Franklin signed the Constitution on September 17, 1787. He is the only Founding Father to sign all five documents declaring American independence: the Declaration of Independence, the Treaty of Amity, and Commerce with France, the Treaty of Alliance with France, the Treaty of Peace with Great Britain, and the Constitution of the United States of America.
At the signing of the Declaration of Independence, Thomas Jefferson told the delegates that they “must all hang together”. Franklin took it a step further and said,
“Yes, we must, indeed, all hang together, or most assuredly we shall all hang separately.
Benjamin Franklin died on April 17, 1790, at age 84. Approximately 20,000 people attended his funeral, at the Christ Church Burial Ground in Philadelphia.
In his final will, he specified he wanted his grave to read simply, “Benjamin and Deborah Franklin.”, which it does.
Franklin’s Grave in Philadelphia (A man of courage, strength, and virtue, Benjamin Franklin is the Founding Father that represents Charity.)
Man of Virtue
In addition to his political influence, Benjamin Franklin also became a ‘founding father’ of American values and character.

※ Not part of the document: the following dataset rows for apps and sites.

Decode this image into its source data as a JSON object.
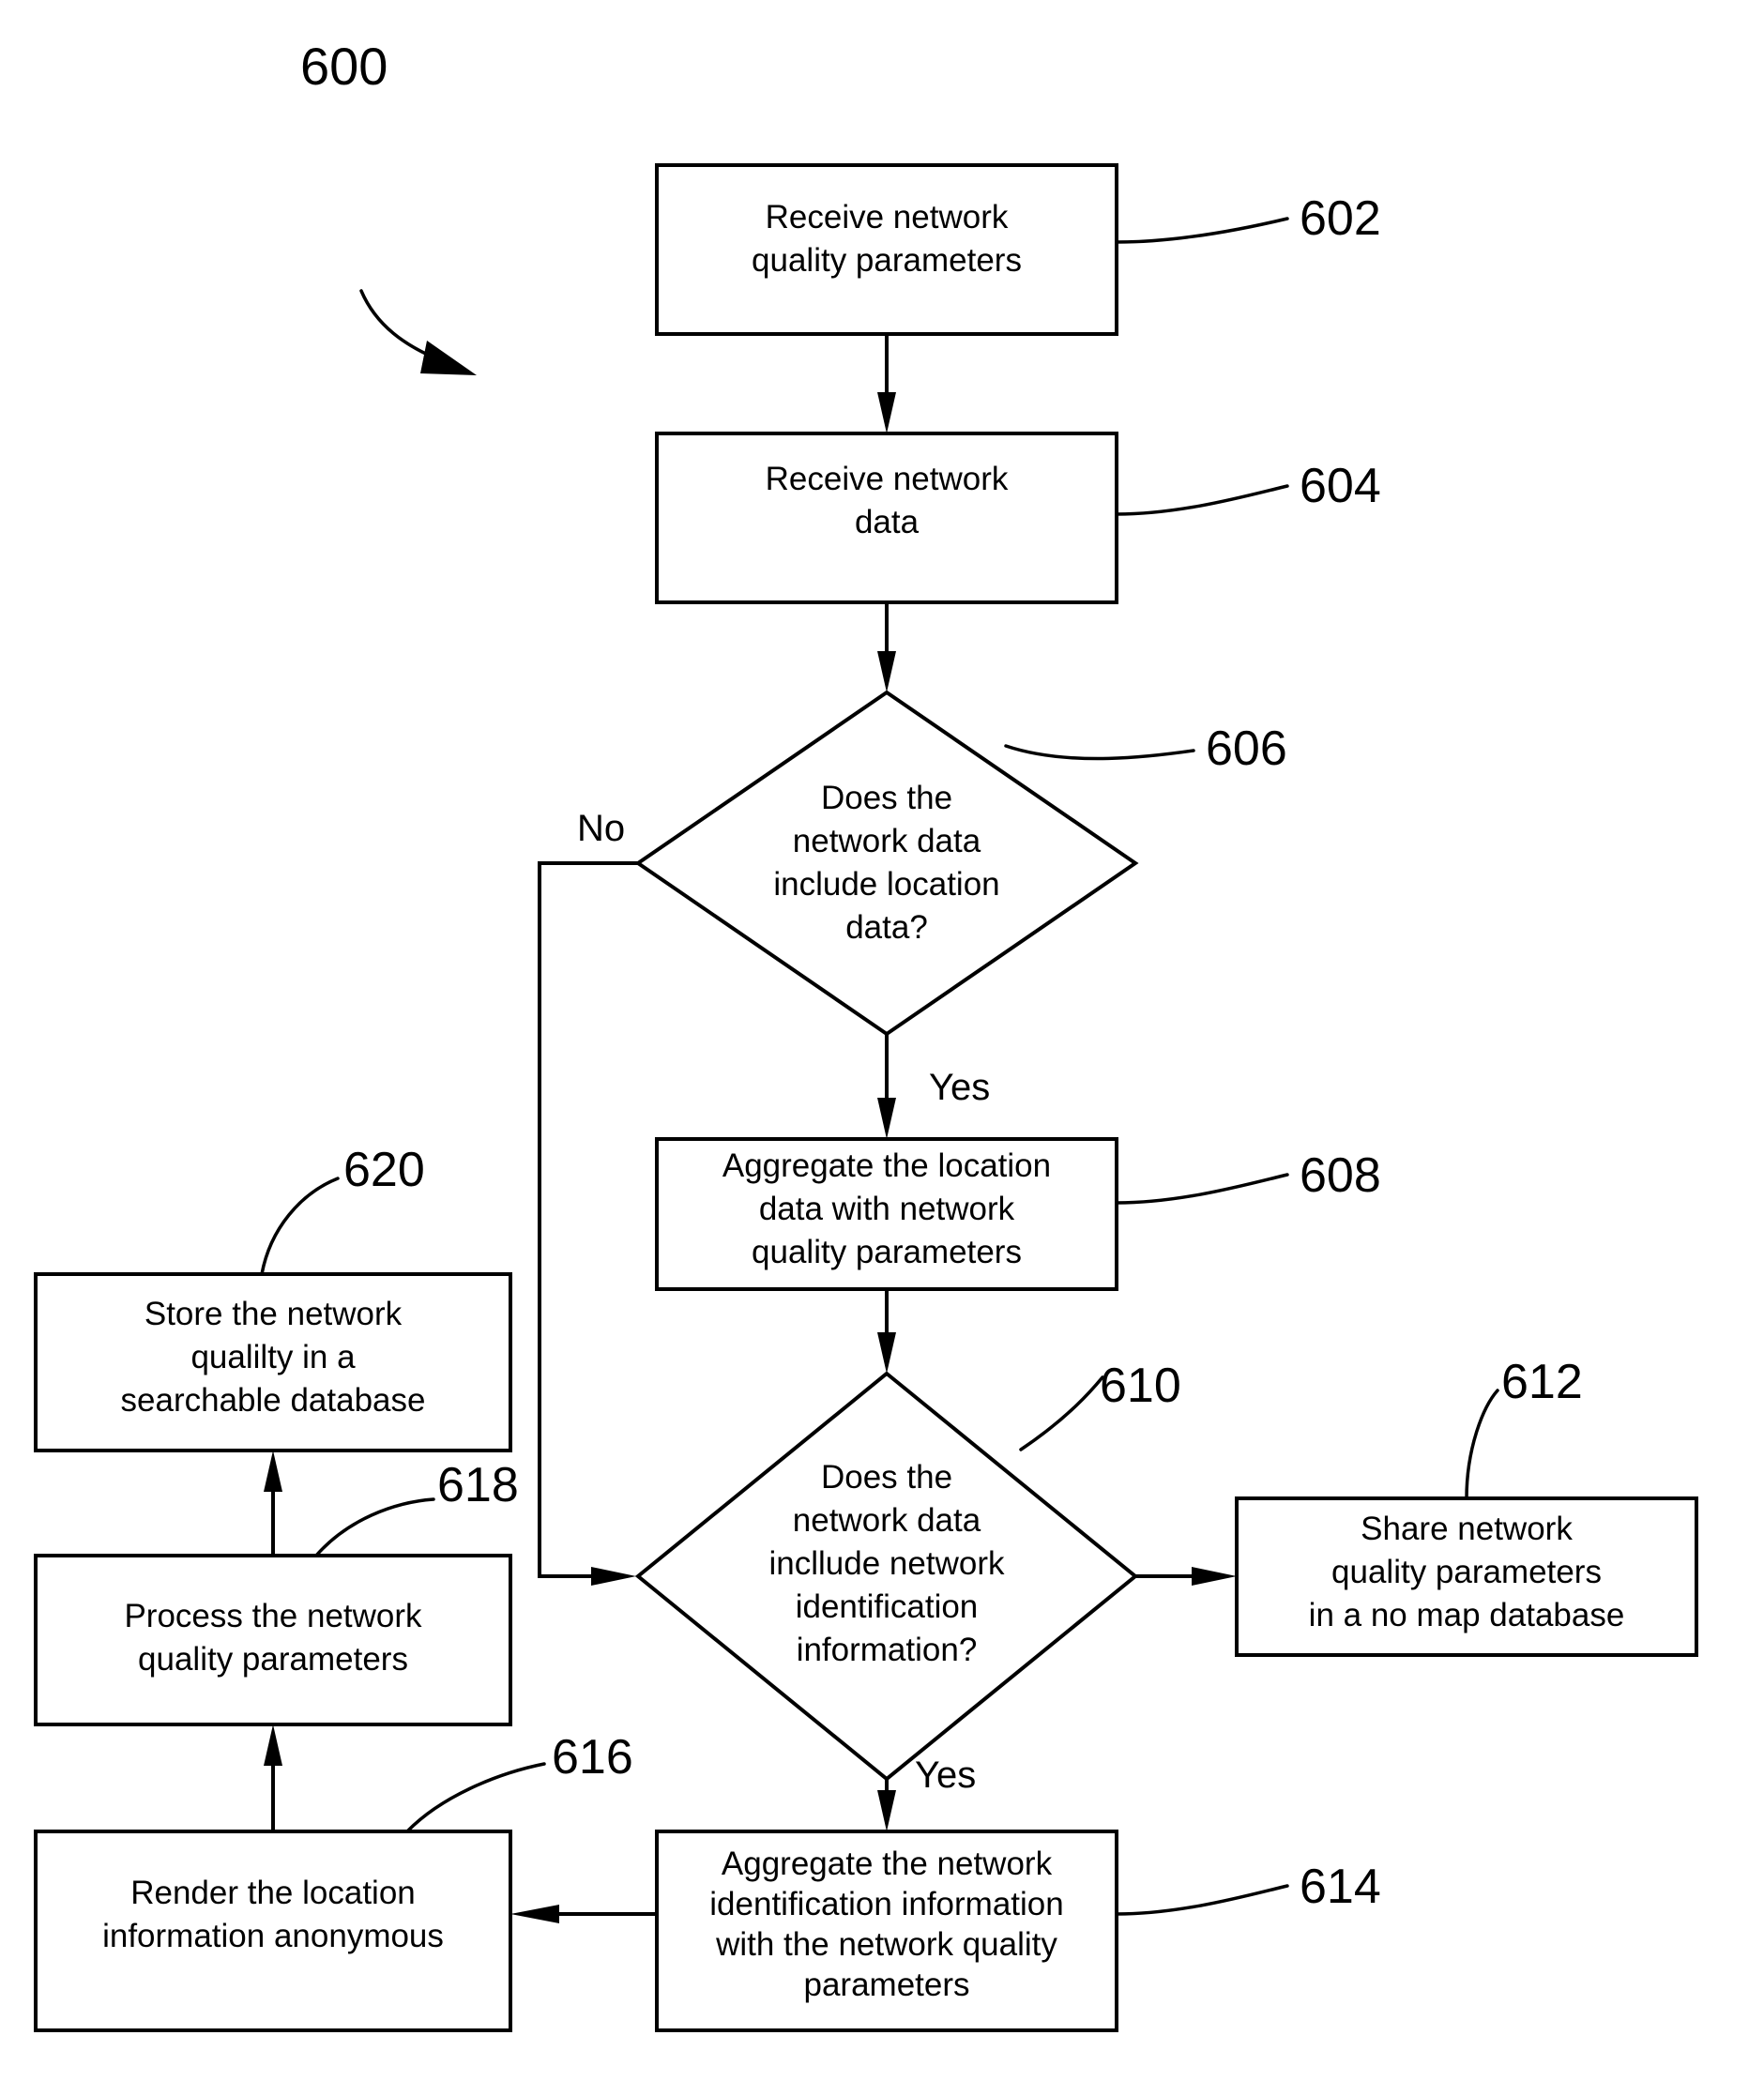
{
  "figure": {
    "number": "600",
    "type": "patent-flowchart"
  },
  "nodes": [
    {
      "id": "602",
      "shape": "process",
      "ref": "602",
      "lines": [
        "Receive network",
        "quality parameters"
      ]
    },
    {
      "id": "604",
      "shape": "process",
      "ref": "604",
      "lines": [
        "Receive network",
        "data"
      ]
    },
    {
      "id": "606",
      "shape": "decision",
      "ref": "606",
      "lines": [
        "Does the",
        "network data",
        "include location",
        "data?"
      ]
    },
    {
      "id": "608",
      "shape": "process",
      "ref": "608",
      "lines": [
        "Aggregate the location",
        "data with network",
        "quality parameters"
      ]
    },
    {
      "id": "610",
      "shape": "decision",
      "ref": "610",
      "lines": [
        "Does the",
        "network data",
        "incllude network",
        "identification",
        "information?"
      ]
    },
    {
      "id": "612",
      "shape": "process",
      "ref": "612",
      "lines": [
        "Share network",
        "quality parameters",
        "in a no map database"
      ]
    },
    {
      "id": "614",
      "shape": "process",
      "ref": "614",
      "lines": [
        "Aggregate the network",
        "identification information",
        "with the network quality",
        "parameters"
      ]
    },
    {
      "id": "616",
      "shape": "process",
      "ref": "616",
      "lines": [
        "Render the location",
        "information anonymous"
      ]
    },
    {
      "id": "618",
      "shape": "process",
      "ref": "618",
      "lines": [
        "Process the network",
        "quality parameters"
      ]
    },
    {
      "id": "620",
      "shape": "process",
      "ref": "620",
      "lines": [
        "Store the network",
        "qualilty in a",
        "searchable database"
      ]
    }
  ],
  "edge_labels": {
    "no_606": "No",
    "yes_606": "Yes",
    "yes_610": "Yes"
  },
  "colors": {
    "stroke": "#000000",
    "fill": "#ffffff"
  }
}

Keeping with the Puritans’ values, Franklin strongly believed in thrift, hard work, education, and community spirit.
At the young age of twenty, Benjamin Franklin planned to cultivate his character with Thirteen Virtues:
- Temperance – “Eat not to dullness; drink not to elevation.”
- Silence -“Speak not but what may benefit others or yourself; avoid trifling conversation.”
- Order – “Let all your things have their places; let each part of your business have its time.”
- Resolution – “Resolve to perform what you ought; perform without fail what you resolve.”
- Frugality – “Make no expense but to do good to others or yourself; i.e., waste nothing.”
- Industry – “Lose no time; be always employ’d in something useful; cut off all unnecessary actions.”
- Sincerity – “Use no hurtful deceit; think innocently and justly, and, if you speak, speak accordingly.”
- Justice – “Wrong none by doing injuries, or omitting the benefits that are your duty.”
- Moderation – “Avoid extremes; forbear resenting injuries so much as you think they deserve.”
- Cleanliness – “Tolerate no uncleanliness in body, cloaths, or habitation.”
- Tranquility – “Be not disturbed at trifles, or at accidents common or unavoidable.”
- Chastity – “Rarely use venery but for health or offspring, never to dullness, weakness, or the injury of your own or another’s peace or reputation.”
- Humility – “Imitate Jesus and Socrates.”
Franklin’s Other Firsts
Established the first volunteer firefighting companies in America
Established Pennsylvania Hospital, the first hospital in what became the United States of America.
Established The Academy and College of Philadelphia, that later merged with the University of the State of Pennsylvania to become the University of Pennsylvania.
Benjamin Franklin Namesakes
- At least 16 Counties in US States
- Major landmarks in and around Philadelphia, Pennsylvania, Franklin’s long time home
- Franklin and Marshall College in nearby Lancaster
- Franklin Field, a football field once home to the Philadelphia Eagles of the National Football League and the home field of the University of Pennsylvania Quakers since 1895
- The Benjamin Franklin Bridge across the Delaware River between Philadelphia and Camden, New Jersey
- The Franklin Institute, a science museum in Philadelphia
- Benjamin Franklin National Memorial
Benjamin Franklin Likenesses
- American $100 bills
- The city of Philadelphia contains around 5,000 likenesses of Benjamin Franklin, half of them located on the University of Pennsylvania campus.
- Also in Philadelphia:
- Benjamin Franklin Parkway (a major thoroughfare)
- Benjamin Franklin Bridge, the first major bridge to connect Philadelphia with New Jersey.
During the Bicentennial in 1976, Congress dedicated a 20-foot (6 m) marble statue in Philadelphia’s Franklin Institute as the Benjamin Franklin National Memorial.
In Psychology Findings: The Benjamin Franklin Effect
“He that has once done you a Kindness will be more ready to do you another, than he whom you yourself have obliged.”